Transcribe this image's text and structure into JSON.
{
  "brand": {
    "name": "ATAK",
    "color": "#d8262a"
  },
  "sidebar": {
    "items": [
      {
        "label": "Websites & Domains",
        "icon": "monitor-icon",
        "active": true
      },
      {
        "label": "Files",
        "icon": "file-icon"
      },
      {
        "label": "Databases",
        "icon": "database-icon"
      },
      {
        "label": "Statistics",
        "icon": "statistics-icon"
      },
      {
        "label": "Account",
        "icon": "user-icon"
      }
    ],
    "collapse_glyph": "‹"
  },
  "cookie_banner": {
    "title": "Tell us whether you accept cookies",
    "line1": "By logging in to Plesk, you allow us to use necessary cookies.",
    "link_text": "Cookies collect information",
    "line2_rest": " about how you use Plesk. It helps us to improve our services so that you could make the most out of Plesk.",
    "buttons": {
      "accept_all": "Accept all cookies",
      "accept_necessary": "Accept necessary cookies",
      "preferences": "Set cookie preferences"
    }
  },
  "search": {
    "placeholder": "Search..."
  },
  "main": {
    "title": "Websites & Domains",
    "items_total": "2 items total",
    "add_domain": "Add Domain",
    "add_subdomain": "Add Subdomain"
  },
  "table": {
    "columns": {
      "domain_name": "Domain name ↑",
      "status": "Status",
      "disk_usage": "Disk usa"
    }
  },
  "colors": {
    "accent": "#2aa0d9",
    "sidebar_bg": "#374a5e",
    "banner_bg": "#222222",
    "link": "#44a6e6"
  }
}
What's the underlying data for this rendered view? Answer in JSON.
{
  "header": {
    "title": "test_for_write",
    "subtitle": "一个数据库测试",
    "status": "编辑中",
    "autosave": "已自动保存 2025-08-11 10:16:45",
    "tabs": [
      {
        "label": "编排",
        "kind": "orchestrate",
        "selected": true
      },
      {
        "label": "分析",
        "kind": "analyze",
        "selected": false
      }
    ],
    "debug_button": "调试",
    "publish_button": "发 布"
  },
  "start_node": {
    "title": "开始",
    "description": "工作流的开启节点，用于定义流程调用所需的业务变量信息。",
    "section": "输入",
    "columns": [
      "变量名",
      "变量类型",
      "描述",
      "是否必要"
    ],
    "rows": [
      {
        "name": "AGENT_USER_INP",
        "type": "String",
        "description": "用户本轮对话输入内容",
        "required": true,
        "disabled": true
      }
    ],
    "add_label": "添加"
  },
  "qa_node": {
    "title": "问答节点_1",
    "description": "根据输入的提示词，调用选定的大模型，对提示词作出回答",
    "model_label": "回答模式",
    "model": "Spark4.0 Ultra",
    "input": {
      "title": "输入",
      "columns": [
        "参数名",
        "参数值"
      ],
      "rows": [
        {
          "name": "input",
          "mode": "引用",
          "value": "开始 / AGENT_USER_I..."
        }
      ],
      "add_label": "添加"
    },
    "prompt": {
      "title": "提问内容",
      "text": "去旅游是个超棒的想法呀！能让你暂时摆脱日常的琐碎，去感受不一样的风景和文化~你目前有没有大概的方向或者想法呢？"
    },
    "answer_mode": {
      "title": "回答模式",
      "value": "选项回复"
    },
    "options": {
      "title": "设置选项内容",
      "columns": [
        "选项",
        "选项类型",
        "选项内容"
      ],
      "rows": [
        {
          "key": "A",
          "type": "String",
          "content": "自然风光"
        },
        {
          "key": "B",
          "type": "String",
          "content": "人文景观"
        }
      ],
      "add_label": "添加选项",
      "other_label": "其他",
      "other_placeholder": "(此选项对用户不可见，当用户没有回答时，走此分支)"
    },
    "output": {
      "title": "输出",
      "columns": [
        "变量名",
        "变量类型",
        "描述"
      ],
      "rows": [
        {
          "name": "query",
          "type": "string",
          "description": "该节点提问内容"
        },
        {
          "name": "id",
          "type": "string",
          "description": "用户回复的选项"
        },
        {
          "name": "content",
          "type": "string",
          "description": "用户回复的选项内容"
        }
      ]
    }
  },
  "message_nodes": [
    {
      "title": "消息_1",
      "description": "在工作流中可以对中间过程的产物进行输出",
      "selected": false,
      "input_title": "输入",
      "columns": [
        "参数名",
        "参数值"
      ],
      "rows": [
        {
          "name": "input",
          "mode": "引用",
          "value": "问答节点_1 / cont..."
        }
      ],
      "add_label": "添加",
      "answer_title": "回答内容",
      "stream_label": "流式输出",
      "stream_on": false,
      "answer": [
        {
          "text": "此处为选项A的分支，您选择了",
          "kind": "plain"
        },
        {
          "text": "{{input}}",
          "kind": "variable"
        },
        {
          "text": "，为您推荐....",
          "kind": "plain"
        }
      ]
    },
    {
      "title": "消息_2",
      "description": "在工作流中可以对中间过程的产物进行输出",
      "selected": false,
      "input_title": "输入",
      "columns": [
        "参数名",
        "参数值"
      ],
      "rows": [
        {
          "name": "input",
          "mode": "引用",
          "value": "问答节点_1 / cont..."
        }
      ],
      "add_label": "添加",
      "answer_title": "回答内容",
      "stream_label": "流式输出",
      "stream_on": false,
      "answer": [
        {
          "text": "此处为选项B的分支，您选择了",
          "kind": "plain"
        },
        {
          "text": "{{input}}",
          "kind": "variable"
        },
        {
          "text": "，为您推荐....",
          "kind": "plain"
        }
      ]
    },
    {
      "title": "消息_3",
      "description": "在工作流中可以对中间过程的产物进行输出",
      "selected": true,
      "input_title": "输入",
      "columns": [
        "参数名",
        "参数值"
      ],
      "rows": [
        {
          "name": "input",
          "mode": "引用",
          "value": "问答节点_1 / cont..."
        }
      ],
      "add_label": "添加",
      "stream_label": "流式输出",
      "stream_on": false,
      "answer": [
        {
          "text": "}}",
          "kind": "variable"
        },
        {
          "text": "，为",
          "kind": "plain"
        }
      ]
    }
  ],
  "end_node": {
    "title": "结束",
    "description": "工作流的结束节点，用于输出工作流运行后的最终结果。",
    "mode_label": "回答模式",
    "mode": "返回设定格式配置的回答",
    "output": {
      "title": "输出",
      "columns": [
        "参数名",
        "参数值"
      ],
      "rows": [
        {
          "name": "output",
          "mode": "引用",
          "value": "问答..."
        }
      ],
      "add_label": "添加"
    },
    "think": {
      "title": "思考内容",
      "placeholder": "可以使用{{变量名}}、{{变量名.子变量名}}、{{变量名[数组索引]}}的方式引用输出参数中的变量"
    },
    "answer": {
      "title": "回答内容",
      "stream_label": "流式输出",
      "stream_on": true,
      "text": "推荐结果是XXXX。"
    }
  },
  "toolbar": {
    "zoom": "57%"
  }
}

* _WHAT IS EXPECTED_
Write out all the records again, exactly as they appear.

* _OUTPUT_
Transcribe this image's text and structure into JSON.
{
  "brand": {
    "name": "ATAK",
    "color": "#d8262a"
  },
  "sidebar": {
    "items": [
      {
        "label": "Websites & Domains",
        "icon": "monitor-icon",
        "active": true
      },
      {
        "label": "Files",
        "icon": "file-icon"
      },
      {
        "label": "Databases",
        "icon": "database-icon"
      },
      {
        "label": "Statistics",
        "icon": "statistics-icon"
      },
      {
        "label": "Account",
        "icon": "user-icon"
      }
    ],
    "collapse_glyph": "‹"
  },
  "cookie_banner": {
    "title": "Tell us whether you accept cookies",
    "line1": "By logging in to Plesk, you allow us to use necessary cookies.",
    "link_text": "Cookies collect information",
    "line2_rest": " about how you use Plesk. It helps us to improve our services so that you could make the most out of Plesk.",
    "buttons": {
      "accept_all": "Accept all cookies",
      "accept_necessary": "Accept necessary cookies",
      "preferences": "Set cookie preferences"
    }
  },
  "search": {
    "placeholder": "Search..."
  },
  "main": {
    "title": "Websites & Domains",
    "items_total": "2 items total",
    "add_domain": "Add Domain",
    "add_subdomain": "Add Subdomain"
  },
  "table": {
    "columns": {
      "domain_name": "Domain name ↑",
      "status": "Status",
      "disk_usage": "Disk usa"
    }
  },
  "colors": {
    "accent": "#2aa0d9",
    "sidebar_bg": "#374a5e",
    "banner_bg": "#222222",
    "link": "#44a6e6"
  }
}
What's the underlying data for this rendered view? Answer in JSON.
{
  "header": {
    "title": "test_for_write",
    "subtitle": "一个数据库测试",
    "status": "编辑中",
    "autosave": "已自动保存 2025-08-11 10:16:45",
    "tabs": [
      {
        "label": "编排",
        "kind": "orchestrate",
        "selected": true
      },
      {
        "label": "分析",
        "kind": "analyze",
        "selected": false
      }
    ],
    "debug_button": "调试",
    "publish_button": "发 布"
  },
  "start_node": {
    "title": "开始",
    "description": "工作流的开启节点，用于定义流程调用所需的业务变量信息。",
    "section": "输入",
    "columns": [
      "变量名",
      "变量类型",
      "描述",
      "是否必要"
    ],
    "rows": [
      {
        "name": "AGENT_USER_INP",
        "type": "String",
        "description": "用户本轮对话输入内容",
        "required": true,
        "disabled": true
      }
    ],
    "add_label": "添加"
  },
  "qa_node": {
    "title": "问答节点_1",
    "description": "根据输入的提示词，调用选定的大模型，对提示词作出回答",
    "model_label": "回答模式",
    "model": "Spark4.0 Ultra",
    "input": {
      "title": "输入",
      "columns": [
        "参数名",
        "参数值"
      ],
      "rows": [
        {
          "name": "input",
          "mode": "引用",
          "value": "开始 / AGENT_USER_I..."
        }
      ],
      "add_label": "添加"
    },
    "prompt": {
      "title": "提问内容",
      "text": "去旅游是个超棒的想法呀！能让你暂时摆脱日常的琐碎，去感受不一样的风景和文化~你目前有没有大概的方向或者想法呢？"
    },
    "answer_mode": {
      "title": "回答模式",
      "value": "选项回复"
    },
    "options": {
      "title": "设置选项内容",
      "columns": [
        "选项",
        "选项类型",
        "选项内容"
      ],
      "rows": [
        {
          "key": "A",
          "type": "String",
          "content": "自然风光"
        },
        {
          "key": "B",
          "type": "String",
          "content": "人文景观"
        }
      ],
      "add_label": "添加选项",
      "other_label": "其他",
      "other_placeholder": "(此选项对用户不可见，当用户没有回答时，走此分支)"
    },
    "output": {
      "title": "输出",
      "columns": [
        "变量名",
        "变量类型",
        "描述"
      ],
      "rows": [
        {
          "name": "query",
          "type": "string",
          "description": "该节点提问内容"
        },
        {
          "name": "id",
          "type": "string",
          "description": "用户回复的选项"
        },
        {
          "name": "content",
          "type": "string",
          "description": "用户回复的选项内容"
        }
      ]
    }
  },
  "message_nodes": [
    {
      "title": "消息_1",
      "description": "在工作流中可以对中间过程的产物进行输出",
      "selected": false,
      "input_title": "输入",
      "columns": [
        "参数名",
        "参数值"
      ],
      "rows": [
        {
          "name": "input",
          "mode": "引用",
          "value": "问答节点_1 / cont..."
        }
      ],
      "add_label": "添加",
      "answer_title": "回答内容",
      "stream_label": "流式输出",
      "stream_on": false,
      "answer": [
        {
          "text": "此处为选项A的分支，您选择了",
          "kind": "plain"
        },
        {
          "text": "{{input}}",
          "kind": "variable"
        },
        {
          "text": "，为您推荐....",
          "kind": "plain"
        }
      ]
    },
    {
      "title": "消息_2",
      "description": "在工作流中可以对中间过程的产物进行输出",
      "selected": false,
      "input_title": "输入",
      "columns": [
        "参数名",
        "参数值"
      ],
      "rows": [
        {
          "name": "input",
          "mode": "引用",
          "value": "问答节点_1 / cont..."
        }
      ],
      "add_label": "添加",
      "answer_title": "回答内容",
      "stream_label": "流式输出",
      "stream_on": false,
      "answer": [
        {
          "text": "此处为选项B的分支，您选择了",
          "kind": "plain"
        },
        {
          "text": "{{input}}",
          "kind": "variable"
        },
        {
          "text": "，为您推荐....",
          "kind": "plain"
        }
      ]
    },
    {
      "title": "消息_3",
      "description": "在工作流中可以对中间过程的产物进行输出",
      "selected": true,
      "input_title": "输入",
      "columns": [
        "参数名",
        "参数值"
      ],
      "rows": [
        {
          "name": "input",
          "mode": "引用",
          "value": "问答节点_1 / cont..."
        }
      ],
      "add_label": "添加",
      "stream_label": "流式输出",
      "stream_on": false,
      "answer": [
        {
          "text": "}}",
          "kind": "variable"
        },
        {
          "text": "，为",
          "kind": "plain"
        }
      ]
    }
  ],
  "end_node": {
    "title": "结束",
    "description": "工作流的结束节点，用于输出工作流运行后的最终结果。",
    "mode_label": "回答模式",
    "mode": "返回设定格式配置的回答",
    "output": {
      "title": "输出",
      "columns": [
        "参数名",
        "参数值"
      ],
      "rows": [
        {
          "name": "output",
          "mode": "引用",
          "value": "问答..."
        }
      ],
      "add_label": "添加"
    },
    "think": {
      "title": "思考内容",
      "placeholder": "可以使用{{变量名}}、{{变量名.子变量名}}、{{变量名[数组索引]}}的方式引用输出参数中的变量"
    },
    "answer": {
      "title": "回答内容",
      "stream_label": "流式输出",
      "stream_on": true,
      "text": "推荐结果是XXXX。"
    }
  },
  "toolbar": {
    "zoom": "57%"
  }
}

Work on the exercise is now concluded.